"I'll tell you what it is," the girl said. "It's a poem about my boy friend's cock."
The girl tilted her head and smiled slightly. "Would you like to read it?"
"I thought you said...."
"I didn't say I was going to let you read it," the girl said. "I just asked if you wanted to."
"I don't know, I... I suppose," the man said.
"Do you know what incredulous means?"
"I think so."
"Good. What I really wonder about, though, is what you think about my poem—your thoughts about it without having read a single word of it—knowing only that it's about my boy friend's cock."
The girl paused for a moment, but the man didn't say anything.
"Do you think that it might be about the way his cock feels when it's in my pussy?"
The girl let the silence stand there. Rain sounds burned the roof. The girl's eyes, soft but insistent, waited. Finally the man said "I guess that could be one thing."
"Oh? What might be another thing?"
"One thing leads to another.... That sort of thing."
"I don't know," the man said. His hands opened.
"Let me give you a hint. Let's see.... Would it help you to know my boy friend's name? Multiple choice: Tom, Dick, or Harry. But really it's none of those, it's Dave. Don't you think Dave is a good name for a boy friend's cock? I mean a boy friend?"
The man opened his hands again, a small shrug.
"Forget about the poem for a moment," the girl said. "I mean for all you know it could be a shopping list. Do you like my belt?"
The man looked at the belt. The end of it dangled across the front of the college girl's pants. "It's a little long, isn't it?"
The girl laughed. "You noticed that! You're an observant guy. Yeah, I like that, and I like the way it hangs down. It was Dave's and he's bigger than me around the middle. A 34 I think. Anyway I made him give me the belt before he left and he had to put a hole in it for me. Here, I'll show you." The girl unbuckled the belt and pulled it off.
"There," she said, "That's my hole." She covered the hole with her forefinger. "Kind of cute isn't it? Would you like to touch my hole?"
The man swallowed.
"I really like this belt a lot," the girl said. "For one thing, feel how soft it is? Stiff and soft at the same time. I like that kind of duality, don't you? And for another thing—well, it was Dave's, and no, he didn't whip me with it. Were you thinking that? Were you thinking that maybe this discoloration here at the end was from my blood or something like that? I could understand if you had those kinds of thoughts, but these aren't blood stains. See, what I do, now that Dave's away for awhile, when I'm lonely I just kind of tuck the end down into me, and oh yeah, you know...."

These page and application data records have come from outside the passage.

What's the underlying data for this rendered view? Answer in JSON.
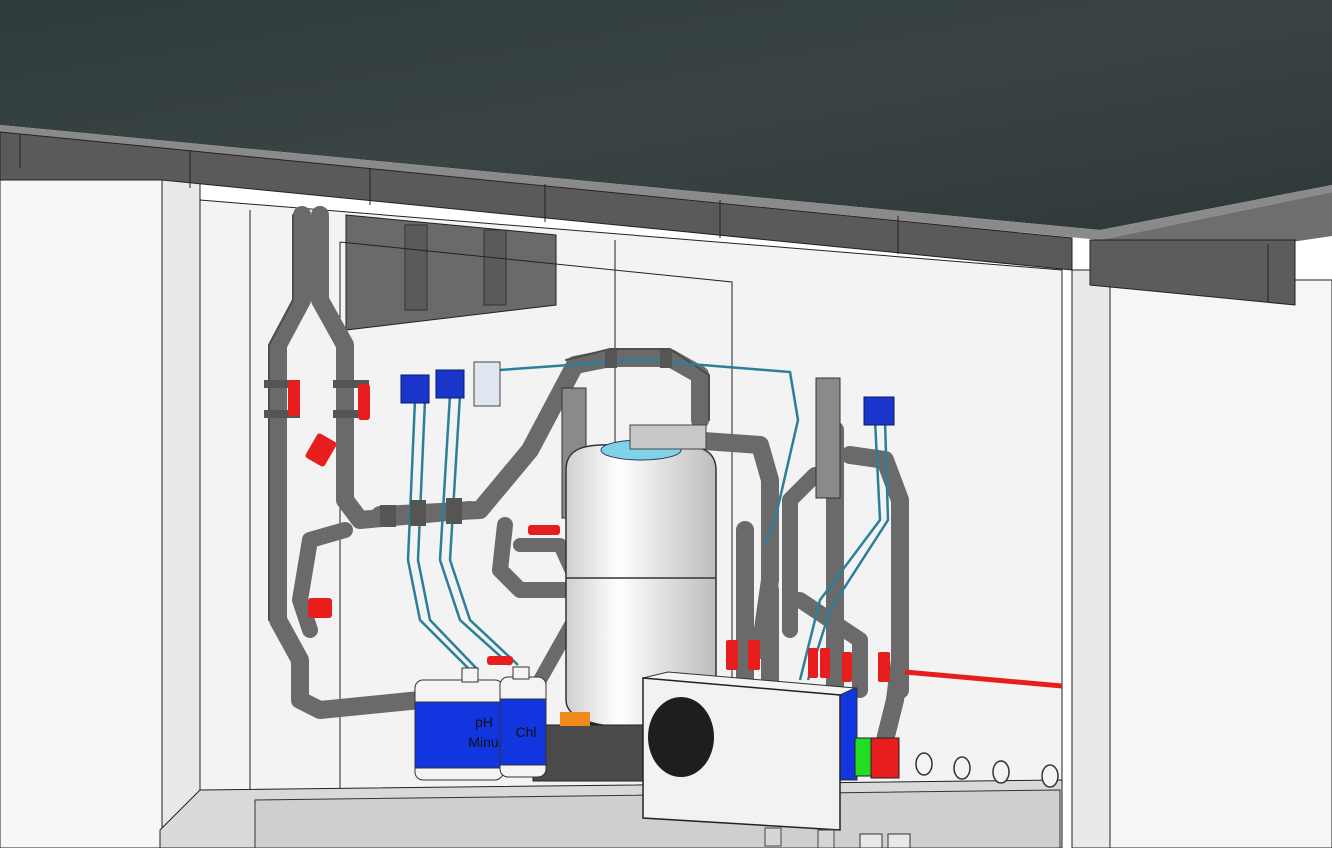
{
  "scene": {
    "colors": {
      "roof": "#34403f",
      "roof_edge": "#4b4f4f",
      "wall": "#ececec",
      "pipe": "#6a6a6a",
      "pipe_dark": "#4e4e4e",
      "valve": "#e81e1e",
      "sensor": "#1a35c9",
      "dosing_line": "#2a7f9a",
      "tank": "#f4f4f4",
      "tank_top": "#7fd3e8",
      "canister": "#1136e0",
      "heat_pump": "#f2f2f2",
      "fan": "#1e1e1e",
      "heater_cable": "#e81e1e",
      "indicator_green": "#22dd22",
      "indicator_red": "#e81e1e"
    },
    "canisters": [
      {
        "label_line1": "pH",
        "label_line2": "Minus"
      },
      {
        "label_line1": "Chl",
        "label_line2": ""
      }
    ]
  }
}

The girl held the belt out as of she were showing off a pet snake before bringing it back nearly to her breasts. "If you sniff it real close you can probably smell me on it, that mixed with the leather smell." She started to bring the end of the belt towards her nose, but then she stopped. "That's what I was writing the poem about, Dave's belt. The kick line is what's holding his pants up now. Anyway, here are your umbrellas, though I see the rain has let up, and we don't have any maps—try the gas station at the end of the next block. Take care now." She started to hand the bag of umbrellas over the counter.
"Oh, wait a sec, let me throw this in." Deftly the girl let the belt slide into the bag.
"There you are," the girl said. She tilted her head to give the man a brilliant smile. The man held the package tentatively, as if it were a baby.
Once out in the street, it looked like he didn't know quite which way to go.